While we campaign against misogyny, we must not fall into the trap of thinking Labour is above it; doing so lets women members down and puts the party in danger of not taking them seriously when they report incidents. 

I’m in the Labour party to fight for equality. I cheered when Labour announced that one of its three Budget tests was ensuring the burden of cuts didn’t fall on women. I celebrated the party’s record of winning rights for women on International Women’s Day. And I marched with Labour women to end male violence against women and girls.

I’m proud of the work we’re doing for women across the country. But, as the Labour party fights for me to feel safer in society, I still feel unsafe in the Labour party.

These problems are not unique to the Labour party; misogyny is everywhere in politics. You just have to look on Twitter to see women MPs – and any woman who speaks out – receiving rape and death threats. Women at political events are subject to threatening behaviour and sexual harassment. Sexism and violence against women at its heart is about power and control. And, as we all know, nowhere is power more highly-prized and sought-after than in politics.

While we campaign against misogyny, we must not fall into the trap of thinking Labour is above it; doing so lets women members down and puts the party in danger of not taking them seriously when they report incidents. 

The House of Commons’ women and equalities committee recently stated that political parties should have robust procedures in place to prevent intimidation, bullying or sexual harassment. The committee looked at this thanks to the work of Gavin Shuker, who has helped in taking up this issue since we first started highlighting it. Labour should follow this advice, put its values into action and change its structures and culture if we are to make our party safe for women.

We need thorough and enforced codes of conduct: online, offline and at all levels of the party, from branches to the parliamentary Labour party. These should be made clear to everyone upon joining, include reminders at the start of meetings and be up in every campaign office in the country.

Too many members – particularly new and young members – say they don’t know how to report incidents or what will happen if they do. This information should be given to all members, made easily available on the website and circulated to all local parties.

Too many people – including MPs and local party leaders – still say they wouldn’t know what to do if a local member told them they had been sexually harassed. All staff members and people in positions of responsibility should be given training, so they can support members and feel comfortable responding to issues.

Having a third party organisation or individual to deal with complaints of this nature would be a huge help too. Their contact details should be easy to find on the website. This organisation should, crucially, be independent of influence from elsewhere in the party. This would allow them to perform their role without political pressures or bias.
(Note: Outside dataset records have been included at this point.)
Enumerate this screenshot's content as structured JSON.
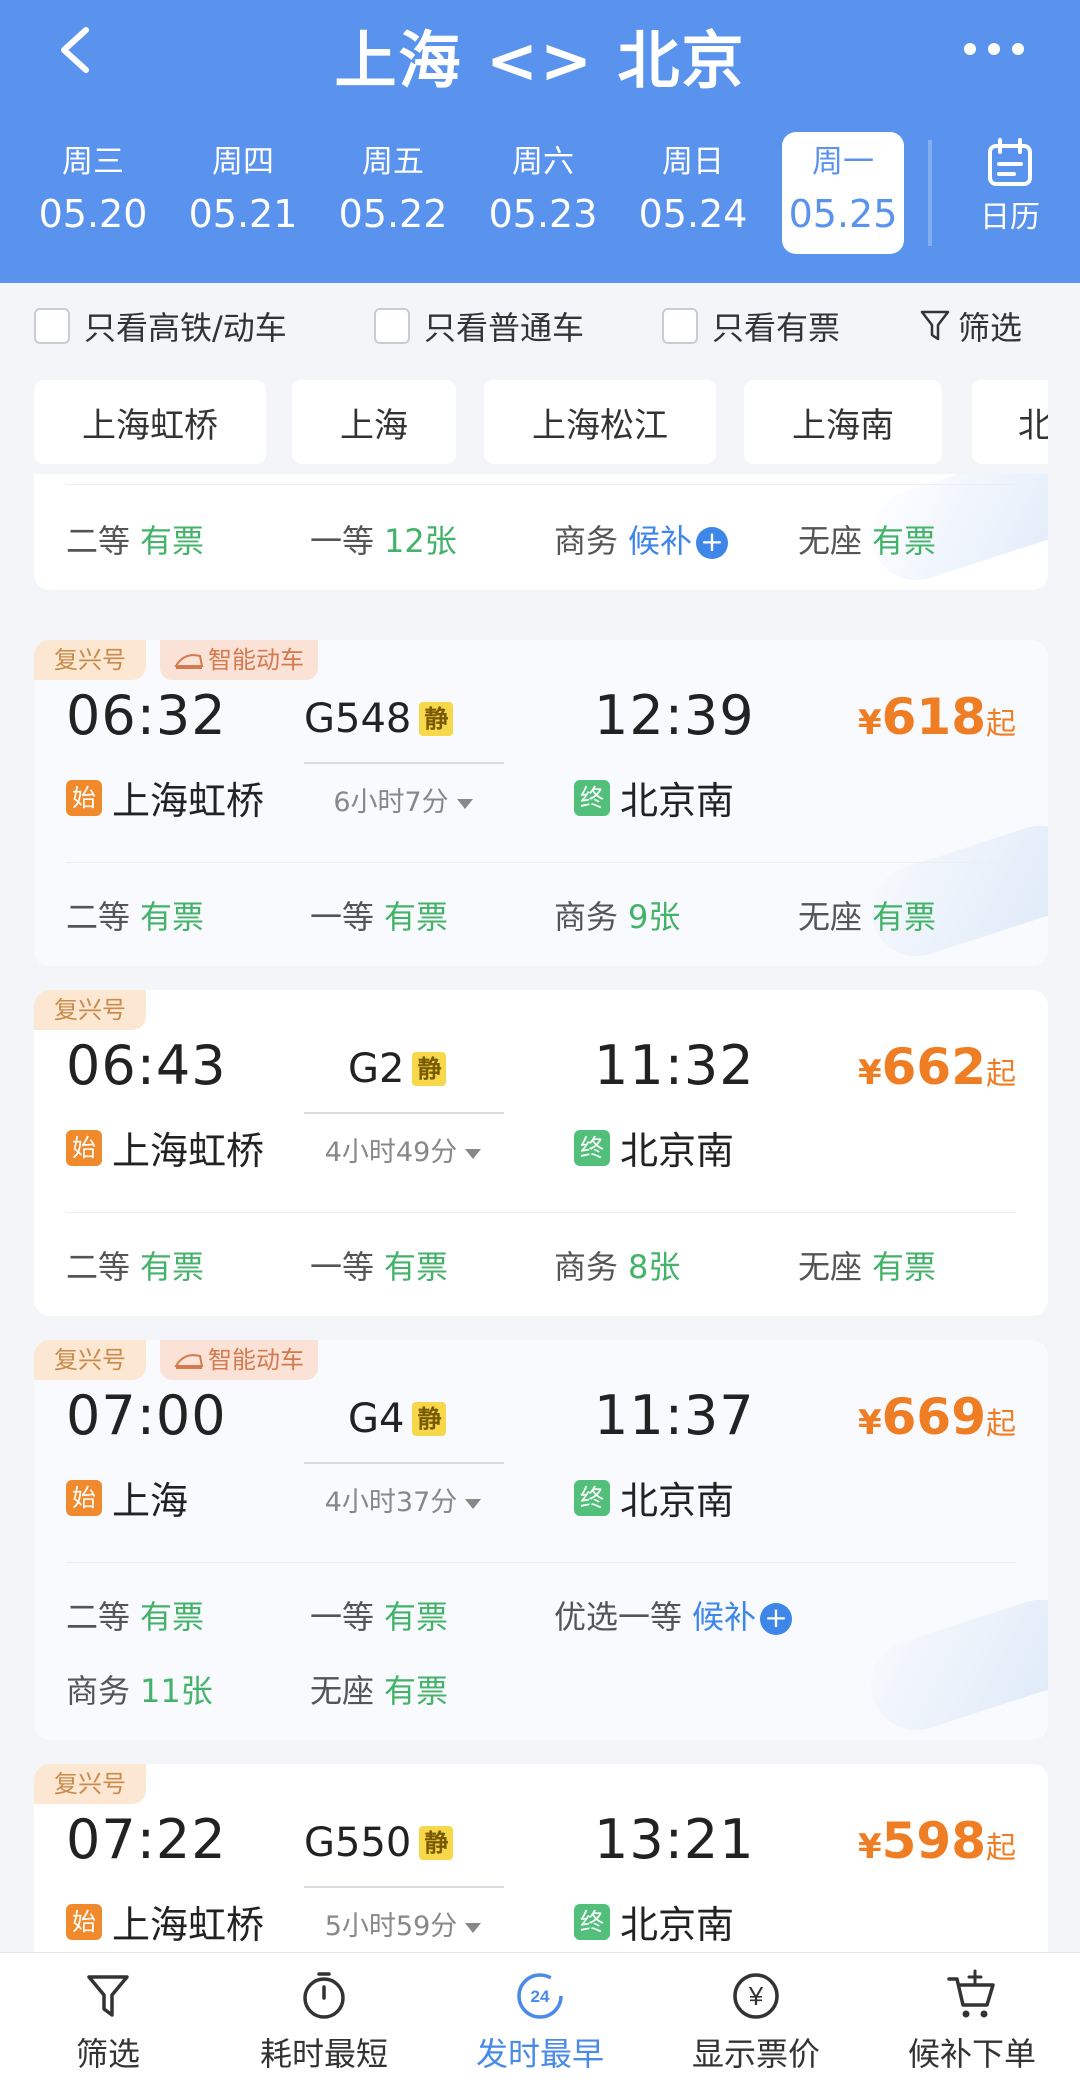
{
  "header": {
    "title": "上海 <> 北京",
    "dates": [
      {
        "weekday": "周三",
        "date": "05.20"
      },
      {
        "weekday": "周四",
        "date": "05.21"
      },
      {
        "weekday": "周五",
        "date": "05.22"
      },
      {
        "weekday": "周六",
        "date": "05.23"
      },
      {
        "weekday": "周日",
        "date": "05.24"
      },
      {
        "weekday": "周一",
        "date": "05.25",
        "active": true
      }
    ],
    "calendar_label": "日历"
  },
  "filters": {
    "high_speed": "只看高铁/动车",
    "normal": "只看普通车",
    "available": "只看有票",
    "filter": "筛选"
  },
  "stations": [
    "上海虹桥",
    "上海",
    "上海松江",
    "上海南",
    "北"
  ],
  "partial_card": {
    "seats": [
      {
        "name": "二等",
        "value": "有票",
        "status": "ok"
      },
      {
        "name": "一等",
        "value": "12张",
        "status": "ok"
      },
      {
        "name": "商务",
        "value": "候补",
        "status": "wait"
      },
      {
        "name": "无座",
        "value": "有票",
        "status": "ok"
      }
    ]
  },
  "trains": [
    {
      "badges": [
        "复兴号",
        "智能动车"
      ],
      "dep_time": "06:32",
      "train_no": "G548",
      "quiet": "静",
      "arr_time": "12:39",
      "duration": "6小时7分",
      "price_currency": "¥",
      "price": "618",
      "price_suffix": "起",
      "start_tag": "始",
      "from": "上海虹桥",
      "end_tag": "终",
      "to": "北京南",
      "seats": [
        {
          "name": "二等",
          "value": "有票",
          "status": "ok"
        },
        {
          "name": "一等",
          "value": "有票",
          "status": "ok"
        },
        {
          "name": "商务",
          "value": "9张",
          "status": "ok"
        },
        {
          "name": "无座",
          "value": "有票",
          "status": "ok"
        }
      ]
    },
    {
      "badges": [
        "复兴号"
      ],
      "dep_time": "06:43",
      "train_no": "G2",
      "quiet": "静",
      "arr_time": "11:32",
      "duration": "4小时49分",
      "price_currency": "¥",
      "price": "662",
      "price_suffix": "起",
      "start_tag": "始",
      "from": "上海虹桥",
      "end_tag": "终",
      "to": "北京南",
      "seats": [
        {
          "name": "二等",
          "value": "有票",
          "status": "ok"
        },
        {
          "name": "一等",
          "value": "有票",
          "status": "ok"
        },
        {
          "name": "商务",
          "value": "8张",
          "status": "ok"
        },
        {
          "name": "无座",
          "value": "有票",
          "status": "ok"
        }
      ]
    },
    {
      "badges": [
        "复兴号",
        "智能动车"
      ],
      "dep_time": "07:00",
      "train_no": "G4",
      "quiet": "静",
      "arr_time": "11:37",
      "duration": "4小时37分",
      "price_currency": "¥",
      "price": "669",
      "price_suffix": "起",
      "start_tag": "始",
      "from": "上海",
      "end_tag": "终",
      "to": "北京南",
      "seats": [
        {
          "name": "二等",
          "value": "有票",
          "status": "ok"
        },
        {
          "name": "一等",
          "value": "有票",
          "status": "ok"
        },
        {
          "name": "优选一等",
          "value": "候补",
          "status": "wait"
        },
        {
          "name": "商务",
          "value": "11张",
          "status": "ok"
        },
        {
          "name": "无座",
          "value": "有票",
          "status": "ok"
        }
      ]
    },
    {
      "badges": [
        "复兴号"
      ],
      "dep_time": "07:22",
      "train_no": "G550",
      "quiet": "静",
      "arr_time": "13:21",
      "duration": "5小时59分",
      "price_currency": "¥",
      "price": "598",
      "price_suffix": "起",
      "start_tag": "始",
      "from": "上海虹桥",
      "end_tag": "终",
      "to": "北京南",
      "seats": []
    }
  ],
  "bottom_tabs": [
    {
      "label": "筛选",
      "icon": "funnel-icon"
    },
    {
      "label": "耗时最短",
      "icon": "stopwatch-icon"
    },
    {
      "label": "发时最早",
      "icon": "clock-24-icon",
      "active": true,
      "icon_text": "24"
    },
    {
      "label": "显示票价",
      "icon": "yen-icon",
      "icon_text": "¥"
    },
    {
      "label": "候补下单",
      "icon": "cart-plus-icon"
    }
  ],
  "colors": {
    "header_bg": "#5a93ee",
    "available": "#44b36a",
    "waitlist": "#3e86e8",
    "price": "#ef7d24",
    "start_tag": "#f08a2c",
    "end_tag": "#52c07a"
  }
}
We need a system that gives members confidence that they will be treated fairly, not one where members are worried about reporting incidents because the man in question holds power, has certain political allies or is a friend or colleague of the person you are supposed to complain to.

Giving this third party the resources and access they need to identify issues within our party and recommend further changes to the NEC would help to begin a continuous process of improving both our structures and culture.

Labour should champion a more open culture, where people feel able to report incidents and don't have to worry about ruining their career or facing political repercussions if they do so. Problems should not be brushed under the carpet. It takes bravery to admit your faults. But, until these problems are faced head-on, they will not go away.

Being the party of equality does not mean Labour is immune to misogyny and sexual harassment, but it does mean it should lead the way on tackling it.

Now is the time for Labour to practice what it preaches and prove it is serious about women’s equality.

Bex Bailey was on Labour’s national executive committee from 2014 to 2016.